The multimammate rat, Mastomys natalensis Smith 1834, is a dominant species in agro-ecosystems in Sub-Saharan Africa, but adapts quickly to changes in non-agricultural landscape, particularly woodlands and forests. In this study we report on reproduction and population dynamics of M. natalensis in deforested high elevation localities in the Usambara Mountains, north-east Tanzania. We conducted Capture-Mark-Recapture studies in 2002-2004, and established that reproduction of M. natalensis takes place in the extended wet season between February and June, and the population density peaks in June-August. Reproduction cease in July to January and population density drops from July onwards. Reproduction and population density fluctuations are linked to the duration and amount of rainfall. In years when rainfall was below average and the wet season was short, the population density was significantly lower (below 10 animals/ha and 60 animals/ha in 2003 and 2004 respectively, compared to >100 animals/ha in 2002 when rainfall was above the seasonal average) (Fdf 2, 13= 9.092, p<0.01 for in between years variations and Fdf 12, 15 = 5.389, p<0.01 for effect of cumulative annual rainfall on population density). These densities were much lower than in the lowland savannah habitats in central and southwest Tanzania. A comparison between the farmland/fallow mosaic fields and agro-forestry areas showed higher population densities in the former, which have similarities to the preferred habitats in the lowland savannahs. The increasing abundance of M. natalensis in the Usambara could have some consequences: M. natalensis is major pest and is involved in the plague cycle in the western Usambara Mountains. Mastomys natalensis is also a strong competitor and the impact on endemic rodent species, e.g. Lophuromys flavopunctatus and Praomys delectorum is unknown.


Reproductive Zoology 2007; 2: 233-2338

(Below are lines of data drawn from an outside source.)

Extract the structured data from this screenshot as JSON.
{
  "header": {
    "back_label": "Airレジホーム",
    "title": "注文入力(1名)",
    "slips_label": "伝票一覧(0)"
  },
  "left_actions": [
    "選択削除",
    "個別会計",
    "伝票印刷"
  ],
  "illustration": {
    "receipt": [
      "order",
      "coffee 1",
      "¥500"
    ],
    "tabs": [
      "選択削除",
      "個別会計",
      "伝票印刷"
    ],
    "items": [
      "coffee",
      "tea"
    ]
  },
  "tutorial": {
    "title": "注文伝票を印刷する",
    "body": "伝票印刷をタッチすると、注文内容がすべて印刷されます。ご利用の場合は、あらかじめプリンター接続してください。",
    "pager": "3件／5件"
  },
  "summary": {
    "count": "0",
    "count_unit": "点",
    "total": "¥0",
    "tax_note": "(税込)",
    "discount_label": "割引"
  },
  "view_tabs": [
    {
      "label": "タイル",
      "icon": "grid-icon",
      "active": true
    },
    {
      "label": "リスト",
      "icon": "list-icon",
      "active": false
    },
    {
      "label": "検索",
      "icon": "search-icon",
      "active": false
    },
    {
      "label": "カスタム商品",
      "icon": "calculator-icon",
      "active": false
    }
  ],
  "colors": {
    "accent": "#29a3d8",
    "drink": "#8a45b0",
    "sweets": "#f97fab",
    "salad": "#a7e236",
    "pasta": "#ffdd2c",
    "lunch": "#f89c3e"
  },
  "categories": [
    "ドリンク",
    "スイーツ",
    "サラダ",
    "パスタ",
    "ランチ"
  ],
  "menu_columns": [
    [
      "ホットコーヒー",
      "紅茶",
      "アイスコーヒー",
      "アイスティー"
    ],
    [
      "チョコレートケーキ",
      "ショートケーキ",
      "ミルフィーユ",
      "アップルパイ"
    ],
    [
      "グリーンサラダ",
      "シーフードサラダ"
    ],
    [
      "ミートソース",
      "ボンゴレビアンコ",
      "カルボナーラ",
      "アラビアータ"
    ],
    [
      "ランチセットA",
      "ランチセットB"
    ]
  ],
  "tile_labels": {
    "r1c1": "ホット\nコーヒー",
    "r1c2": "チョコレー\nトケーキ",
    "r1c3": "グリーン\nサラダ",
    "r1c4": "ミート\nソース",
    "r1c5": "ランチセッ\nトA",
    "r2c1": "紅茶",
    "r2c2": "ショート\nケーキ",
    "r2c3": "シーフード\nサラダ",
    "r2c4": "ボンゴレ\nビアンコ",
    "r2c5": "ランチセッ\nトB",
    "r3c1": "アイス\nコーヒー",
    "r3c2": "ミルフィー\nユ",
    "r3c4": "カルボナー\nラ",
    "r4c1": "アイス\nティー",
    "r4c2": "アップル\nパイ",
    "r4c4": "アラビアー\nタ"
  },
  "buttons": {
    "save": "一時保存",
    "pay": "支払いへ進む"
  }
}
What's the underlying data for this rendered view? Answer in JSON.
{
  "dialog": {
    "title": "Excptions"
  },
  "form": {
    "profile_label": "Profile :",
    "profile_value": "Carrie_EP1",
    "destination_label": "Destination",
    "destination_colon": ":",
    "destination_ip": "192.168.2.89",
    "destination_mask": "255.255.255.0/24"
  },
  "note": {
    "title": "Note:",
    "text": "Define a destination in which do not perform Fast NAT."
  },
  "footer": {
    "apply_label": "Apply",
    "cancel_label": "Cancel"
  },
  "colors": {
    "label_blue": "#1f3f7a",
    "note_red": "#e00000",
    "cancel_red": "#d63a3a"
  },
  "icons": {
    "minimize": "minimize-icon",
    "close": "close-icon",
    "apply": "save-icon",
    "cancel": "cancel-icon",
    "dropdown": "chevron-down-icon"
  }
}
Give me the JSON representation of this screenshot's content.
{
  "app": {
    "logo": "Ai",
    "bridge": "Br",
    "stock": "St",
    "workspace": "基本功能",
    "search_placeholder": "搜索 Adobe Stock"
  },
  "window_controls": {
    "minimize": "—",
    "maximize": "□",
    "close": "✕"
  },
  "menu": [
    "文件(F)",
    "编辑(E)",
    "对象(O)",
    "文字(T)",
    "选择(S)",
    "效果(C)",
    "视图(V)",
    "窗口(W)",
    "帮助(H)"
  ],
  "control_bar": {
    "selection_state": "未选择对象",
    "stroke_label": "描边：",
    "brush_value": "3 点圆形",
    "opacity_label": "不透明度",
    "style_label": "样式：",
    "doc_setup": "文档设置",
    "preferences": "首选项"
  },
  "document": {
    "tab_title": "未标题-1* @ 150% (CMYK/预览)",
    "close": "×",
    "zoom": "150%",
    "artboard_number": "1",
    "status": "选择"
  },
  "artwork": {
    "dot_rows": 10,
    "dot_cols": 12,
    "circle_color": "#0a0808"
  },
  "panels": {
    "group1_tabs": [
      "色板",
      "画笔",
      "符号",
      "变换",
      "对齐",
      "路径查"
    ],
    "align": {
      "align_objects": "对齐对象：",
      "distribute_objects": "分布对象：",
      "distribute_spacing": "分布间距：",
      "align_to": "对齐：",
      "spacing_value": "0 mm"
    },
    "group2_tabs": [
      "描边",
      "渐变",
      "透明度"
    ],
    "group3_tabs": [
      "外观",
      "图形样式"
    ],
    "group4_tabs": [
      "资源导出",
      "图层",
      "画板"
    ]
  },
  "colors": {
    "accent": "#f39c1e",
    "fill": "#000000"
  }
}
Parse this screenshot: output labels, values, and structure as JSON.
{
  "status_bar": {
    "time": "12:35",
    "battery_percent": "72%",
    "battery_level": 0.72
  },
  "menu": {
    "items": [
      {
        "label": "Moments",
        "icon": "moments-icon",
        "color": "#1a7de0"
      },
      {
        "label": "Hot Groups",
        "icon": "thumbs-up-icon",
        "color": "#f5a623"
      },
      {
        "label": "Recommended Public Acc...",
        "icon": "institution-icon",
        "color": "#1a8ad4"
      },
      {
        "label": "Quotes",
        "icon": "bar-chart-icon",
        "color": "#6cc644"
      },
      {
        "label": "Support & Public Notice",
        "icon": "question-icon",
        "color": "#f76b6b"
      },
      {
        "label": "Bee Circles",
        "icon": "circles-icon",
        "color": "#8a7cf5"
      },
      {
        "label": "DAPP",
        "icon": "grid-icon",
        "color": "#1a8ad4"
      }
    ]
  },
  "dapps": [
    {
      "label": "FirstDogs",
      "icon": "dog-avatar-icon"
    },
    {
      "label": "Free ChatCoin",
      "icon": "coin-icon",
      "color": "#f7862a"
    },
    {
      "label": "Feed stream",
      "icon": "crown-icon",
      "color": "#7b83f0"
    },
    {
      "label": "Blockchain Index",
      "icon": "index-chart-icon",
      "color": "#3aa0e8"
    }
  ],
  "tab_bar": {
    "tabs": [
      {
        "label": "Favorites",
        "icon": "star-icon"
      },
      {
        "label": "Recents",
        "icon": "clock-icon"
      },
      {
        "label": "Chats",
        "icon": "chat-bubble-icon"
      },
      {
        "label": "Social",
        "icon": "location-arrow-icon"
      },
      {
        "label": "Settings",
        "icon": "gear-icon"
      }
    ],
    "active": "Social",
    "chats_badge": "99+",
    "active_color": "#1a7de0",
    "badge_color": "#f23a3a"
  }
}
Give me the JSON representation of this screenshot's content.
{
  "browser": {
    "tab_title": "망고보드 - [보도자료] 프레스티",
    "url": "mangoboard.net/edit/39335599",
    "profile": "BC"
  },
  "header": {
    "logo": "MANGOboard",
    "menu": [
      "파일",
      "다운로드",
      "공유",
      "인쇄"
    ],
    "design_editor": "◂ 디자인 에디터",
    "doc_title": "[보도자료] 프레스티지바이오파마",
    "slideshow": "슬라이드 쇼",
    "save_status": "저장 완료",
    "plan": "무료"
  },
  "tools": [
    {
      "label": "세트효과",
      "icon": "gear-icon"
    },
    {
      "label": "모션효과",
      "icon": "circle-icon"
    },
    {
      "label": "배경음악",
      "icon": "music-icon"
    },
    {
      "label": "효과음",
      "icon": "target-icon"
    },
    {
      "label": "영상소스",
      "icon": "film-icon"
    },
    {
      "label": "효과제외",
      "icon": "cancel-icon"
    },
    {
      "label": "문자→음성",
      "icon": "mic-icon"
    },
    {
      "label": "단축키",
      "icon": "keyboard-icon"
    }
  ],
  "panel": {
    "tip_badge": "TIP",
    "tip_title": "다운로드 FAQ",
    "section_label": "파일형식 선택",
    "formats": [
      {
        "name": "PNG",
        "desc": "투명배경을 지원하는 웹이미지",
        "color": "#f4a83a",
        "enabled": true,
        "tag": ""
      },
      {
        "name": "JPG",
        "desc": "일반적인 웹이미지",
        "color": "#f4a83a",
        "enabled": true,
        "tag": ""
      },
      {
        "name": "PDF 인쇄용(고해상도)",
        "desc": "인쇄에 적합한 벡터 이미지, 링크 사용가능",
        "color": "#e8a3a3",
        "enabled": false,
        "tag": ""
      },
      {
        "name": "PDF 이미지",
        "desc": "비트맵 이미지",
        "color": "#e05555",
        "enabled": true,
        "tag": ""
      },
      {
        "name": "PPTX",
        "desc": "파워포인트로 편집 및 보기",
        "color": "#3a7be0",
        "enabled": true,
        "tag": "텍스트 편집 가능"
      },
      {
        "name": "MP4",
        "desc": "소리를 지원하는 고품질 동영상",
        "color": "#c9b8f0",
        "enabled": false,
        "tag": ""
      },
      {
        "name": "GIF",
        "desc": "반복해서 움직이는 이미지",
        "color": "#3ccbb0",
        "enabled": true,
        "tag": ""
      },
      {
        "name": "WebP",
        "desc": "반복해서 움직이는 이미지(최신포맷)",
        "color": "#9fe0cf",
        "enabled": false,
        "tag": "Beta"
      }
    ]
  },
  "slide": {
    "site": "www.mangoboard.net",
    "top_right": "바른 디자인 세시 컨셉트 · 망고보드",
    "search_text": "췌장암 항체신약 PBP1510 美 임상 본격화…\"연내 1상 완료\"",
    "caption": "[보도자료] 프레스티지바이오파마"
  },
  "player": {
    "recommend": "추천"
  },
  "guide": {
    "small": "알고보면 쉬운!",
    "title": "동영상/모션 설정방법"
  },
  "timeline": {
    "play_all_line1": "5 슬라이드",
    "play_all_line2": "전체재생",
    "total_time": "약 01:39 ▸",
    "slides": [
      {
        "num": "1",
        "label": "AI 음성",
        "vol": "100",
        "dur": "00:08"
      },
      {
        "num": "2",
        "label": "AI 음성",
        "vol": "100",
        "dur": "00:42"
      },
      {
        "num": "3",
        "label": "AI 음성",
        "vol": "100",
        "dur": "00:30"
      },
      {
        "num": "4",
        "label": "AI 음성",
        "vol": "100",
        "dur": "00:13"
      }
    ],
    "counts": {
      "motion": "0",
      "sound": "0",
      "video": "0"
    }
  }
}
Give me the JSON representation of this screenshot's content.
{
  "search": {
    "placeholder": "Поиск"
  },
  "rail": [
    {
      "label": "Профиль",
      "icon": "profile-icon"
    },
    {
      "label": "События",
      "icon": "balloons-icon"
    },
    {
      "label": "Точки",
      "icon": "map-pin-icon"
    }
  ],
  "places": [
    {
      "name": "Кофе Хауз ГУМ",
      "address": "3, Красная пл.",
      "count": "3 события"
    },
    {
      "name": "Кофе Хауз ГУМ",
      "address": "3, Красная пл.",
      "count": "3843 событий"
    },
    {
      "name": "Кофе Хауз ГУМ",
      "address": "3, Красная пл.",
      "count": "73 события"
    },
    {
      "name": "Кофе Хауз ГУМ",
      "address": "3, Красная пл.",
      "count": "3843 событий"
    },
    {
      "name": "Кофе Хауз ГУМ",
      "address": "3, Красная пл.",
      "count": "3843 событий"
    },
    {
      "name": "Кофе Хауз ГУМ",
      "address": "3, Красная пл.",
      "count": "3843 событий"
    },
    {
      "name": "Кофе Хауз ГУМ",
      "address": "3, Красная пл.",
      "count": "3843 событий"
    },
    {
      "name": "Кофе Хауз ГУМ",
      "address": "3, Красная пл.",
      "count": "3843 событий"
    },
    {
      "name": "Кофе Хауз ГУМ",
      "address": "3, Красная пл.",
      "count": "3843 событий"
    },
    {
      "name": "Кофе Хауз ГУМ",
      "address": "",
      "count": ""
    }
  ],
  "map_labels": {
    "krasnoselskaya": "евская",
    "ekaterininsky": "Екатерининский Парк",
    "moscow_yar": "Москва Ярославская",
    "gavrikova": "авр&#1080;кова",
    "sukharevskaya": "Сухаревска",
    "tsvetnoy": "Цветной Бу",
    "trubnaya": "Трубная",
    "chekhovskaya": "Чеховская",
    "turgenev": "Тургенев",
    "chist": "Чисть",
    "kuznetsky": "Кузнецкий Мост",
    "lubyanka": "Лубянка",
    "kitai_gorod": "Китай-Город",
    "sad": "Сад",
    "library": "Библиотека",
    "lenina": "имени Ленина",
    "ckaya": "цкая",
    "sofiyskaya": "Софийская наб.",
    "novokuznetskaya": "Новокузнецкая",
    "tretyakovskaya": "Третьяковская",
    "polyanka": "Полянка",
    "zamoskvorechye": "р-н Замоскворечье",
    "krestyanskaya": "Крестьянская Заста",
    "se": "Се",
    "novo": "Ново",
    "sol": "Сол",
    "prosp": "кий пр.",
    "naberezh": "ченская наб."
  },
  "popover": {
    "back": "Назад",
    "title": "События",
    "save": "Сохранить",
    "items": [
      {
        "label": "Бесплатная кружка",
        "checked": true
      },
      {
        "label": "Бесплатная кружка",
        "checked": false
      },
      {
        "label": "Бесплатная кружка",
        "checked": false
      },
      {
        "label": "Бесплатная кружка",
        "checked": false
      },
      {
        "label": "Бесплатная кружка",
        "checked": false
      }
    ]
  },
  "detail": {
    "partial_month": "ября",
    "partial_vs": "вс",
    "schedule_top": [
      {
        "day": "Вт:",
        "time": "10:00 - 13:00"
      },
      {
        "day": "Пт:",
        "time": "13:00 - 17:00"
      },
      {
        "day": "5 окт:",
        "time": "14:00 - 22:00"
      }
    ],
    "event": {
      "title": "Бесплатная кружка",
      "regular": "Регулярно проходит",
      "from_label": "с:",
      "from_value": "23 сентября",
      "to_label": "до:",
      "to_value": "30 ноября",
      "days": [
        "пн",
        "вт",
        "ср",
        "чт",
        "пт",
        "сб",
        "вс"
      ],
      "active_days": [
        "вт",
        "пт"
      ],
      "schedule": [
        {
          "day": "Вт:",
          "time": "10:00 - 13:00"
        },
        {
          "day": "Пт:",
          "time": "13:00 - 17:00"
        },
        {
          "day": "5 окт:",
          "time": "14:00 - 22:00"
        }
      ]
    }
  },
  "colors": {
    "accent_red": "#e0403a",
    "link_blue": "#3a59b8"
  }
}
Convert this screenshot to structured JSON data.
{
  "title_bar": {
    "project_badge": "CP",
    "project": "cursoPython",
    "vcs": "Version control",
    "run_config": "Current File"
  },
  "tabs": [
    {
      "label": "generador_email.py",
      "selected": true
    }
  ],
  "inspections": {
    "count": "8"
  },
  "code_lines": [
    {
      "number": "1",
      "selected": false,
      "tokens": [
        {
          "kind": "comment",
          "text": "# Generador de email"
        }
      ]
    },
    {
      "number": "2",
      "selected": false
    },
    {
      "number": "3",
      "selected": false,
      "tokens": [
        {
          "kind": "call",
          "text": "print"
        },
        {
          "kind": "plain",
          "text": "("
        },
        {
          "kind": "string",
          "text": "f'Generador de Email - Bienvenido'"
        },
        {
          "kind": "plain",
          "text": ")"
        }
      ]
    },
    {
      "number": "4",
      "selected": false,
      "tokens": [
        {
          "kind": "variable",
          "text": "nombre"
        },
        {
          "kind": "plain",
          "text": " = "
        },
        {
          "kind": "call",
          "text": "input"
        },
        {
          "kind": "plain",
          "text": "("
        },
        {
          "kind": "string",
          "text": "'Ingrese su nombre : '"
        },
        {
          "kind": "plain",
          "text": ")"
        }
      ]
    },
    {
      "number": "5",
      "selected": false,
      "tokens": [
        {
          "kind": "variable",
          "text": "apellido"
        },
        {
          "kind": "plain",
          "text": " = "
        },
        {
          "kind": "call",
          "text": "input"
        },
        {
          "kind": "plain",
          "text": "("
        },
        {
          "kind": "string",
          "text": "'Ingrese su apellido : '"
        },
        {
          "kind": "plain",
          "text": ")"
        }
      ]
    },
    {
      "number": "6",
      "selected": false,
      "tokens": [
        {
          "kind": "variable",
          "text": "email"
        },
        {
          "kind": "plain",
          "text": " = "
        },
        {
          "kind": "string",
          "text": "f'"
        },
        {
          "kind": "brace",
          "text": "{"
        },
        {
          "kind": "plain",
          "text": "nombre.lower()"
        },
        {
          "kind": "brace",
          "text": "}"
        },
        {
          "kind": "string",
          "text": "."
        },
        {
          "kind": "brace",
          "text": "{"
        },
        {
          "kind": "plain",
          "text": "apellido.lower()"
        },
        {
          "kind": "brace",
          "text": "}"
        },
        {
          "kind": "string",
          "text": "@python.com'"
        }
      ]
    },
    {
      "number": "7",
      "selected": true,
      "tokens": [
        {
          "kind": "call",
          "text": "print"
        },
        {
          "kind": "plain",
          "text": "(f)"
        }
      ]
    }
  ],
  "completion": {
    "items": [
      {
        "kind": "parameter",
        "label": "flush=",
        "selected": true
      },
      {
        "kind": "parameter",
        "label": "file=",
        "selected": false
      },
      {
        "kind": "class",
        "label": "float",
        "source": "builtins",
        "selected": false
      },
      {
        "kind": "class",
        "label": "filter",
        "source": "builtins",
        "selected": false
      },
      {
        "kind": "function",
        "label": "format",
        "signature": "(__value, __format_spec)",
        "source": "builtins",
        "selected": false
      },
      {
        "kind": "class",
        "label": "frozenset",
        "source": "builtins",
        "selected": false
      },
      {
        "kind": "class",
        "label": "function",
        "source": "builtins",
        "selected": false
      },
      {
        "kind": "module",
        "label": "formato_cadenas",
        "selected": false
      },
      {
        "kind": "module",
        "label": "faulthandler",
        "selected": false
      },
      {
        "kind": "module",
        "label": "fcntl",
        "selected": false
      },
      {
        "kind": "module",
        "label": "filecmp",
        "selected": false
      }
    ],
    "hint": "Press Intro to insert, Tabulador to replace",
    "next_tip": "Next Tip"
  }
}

Mastomys, Population dynamics, Reproduction, Western Usambara Mountains, Tanzania